U.S. Coast Guard Aviation History
The Coast Guard purchased three Loening OL-5 amphibians in October 1926, soon after Congress appropriated $152,000 to establish a permanent aviation detachment for the Coast Guard. These three amphibians, along with two Chance-Vought UO-4's, were the first aircraft purchased by the Coast Guard and their purchase marks the true "beginning" of Coast Guard aviation. Prior to this time the Coast Guard had merely borrowed surplus Navy aircraft.
These three Loening's had been specially constructed for the Coast Guard and therefore differed from their Navy and Army counterparts. They had a strongly reinforced hull bottom and keel. The wing-tip floats were protected by special skids and they had higher rudders and extra fins to enhance directional stability and maneuverability. They also had increased fuel capacity. Additionally, these amphibians were painted with a "high-visibility-over-water-chrome yellow" that was developed specifically for the Coast Guard OL-5.
The Coast Guard pioneered a number of activities and techniques in carrying out the service's missions using these Loenings. One of the most important for search and rescue was the experimentation in performing landings at sea. In support of law enforcement operations the Coast Guard armed the OL-5's with machine guns. The Coast Guard also experimented with air-ground communication utilizing pigeons! When that proved impracticable, they developed a battery-powered radio set capable of long-range reception and transmission. Additionally, the Loenings were even used to spot schools of fish for local fishermen.
Commander C. G. von Paulsen told the designer of the OL-5:
"That airplane of yours was a real departure at that time. It was a leader--a good, sound plane with a sound engine that gave no trouble if properly cared for. As for the plane--it flew so easily that I never gave its 'deadbeat' flying characteristics much thought. The last one was in use in 1935 and then had been used so much it got worn out. Two had been in crashes--one by clear pilot error and the other by an unavoidable collision with the yacht 'Minx' at the New London boat races in June 1930. That one was fully repairable." [Loening, pp. 93-94.]
The amphibians were given tail numbers of CG-1 (later 101), CG-2 (later 102), and CG-3 (later 103), with the Vought UO-4s being given the numbers CG-4 and CG-5. Two of the Loenings crashed while the third, 102 (CG-2), was retired in April 1935.
Loening OL-5, running up the engine, no caption/date, Photo Number 07-01-56 (03); note: the pilot in the rear cockpit appears to be ENS M. Melka, USCG.
Loening OL-5, "The first airplane constructed for the U.S. Coast Guard AIr Service Loening amphibian model OL-5 No. 1, delivered Oct. 1926 - autographed at the bottom of original photograph reads: 'To Secretary Mellon with best regards, Mr. Grover Loening." October, 1926; Photo Number 10-30-26 (n).

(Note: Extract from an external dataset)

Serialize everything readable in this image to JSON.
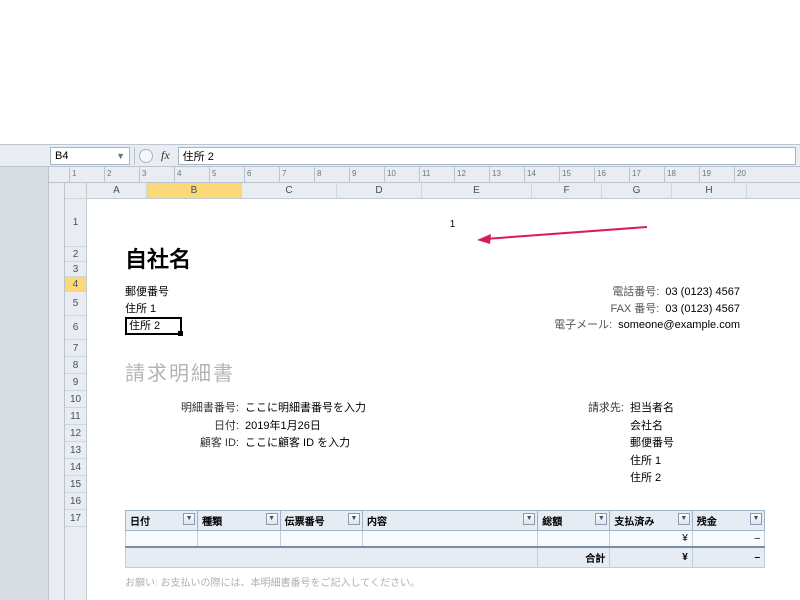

Loening OL-5, "Ready to heave the runways - showing observer and operator in their seats. Gloucester, Mass.," 8 March 1929; Photo Number 3-8-29 (10).
Loening OL-5, waterborne take-off, OL-5 No. 1(?), no caption/date/photo number.
Loening OL-5, "Radio operator, holding mouthpiece of transmitter - wearing ear-phone helmet. Aviation Unit, Gloucester, Mass.; 8 March 1929; Photo Number 3-8-29 (9).
Loening OL-5, "Machine gun and rung mount ready for action - showing magazine and shell catcher in place. Gloucester, Mass."; 8 March 1929; Photo Number 3-8-29 (14).
Grover Loening. Amphibian: The Story of the Loening Biplane. Greenwich, CT: New York Graphic Society, 1973.
Arthur Pearcy, U.S. Coast Guard Aircraft Since 1916 (Annapolis: Naval Institute Press, 1991), pp. 320-321.
Gordon Swanborough & Peter M. Bowers. United States Navy Aircraft Since 1911 (Annapolis: Naval Institute Press, 1990) (revised), pp. 432-435.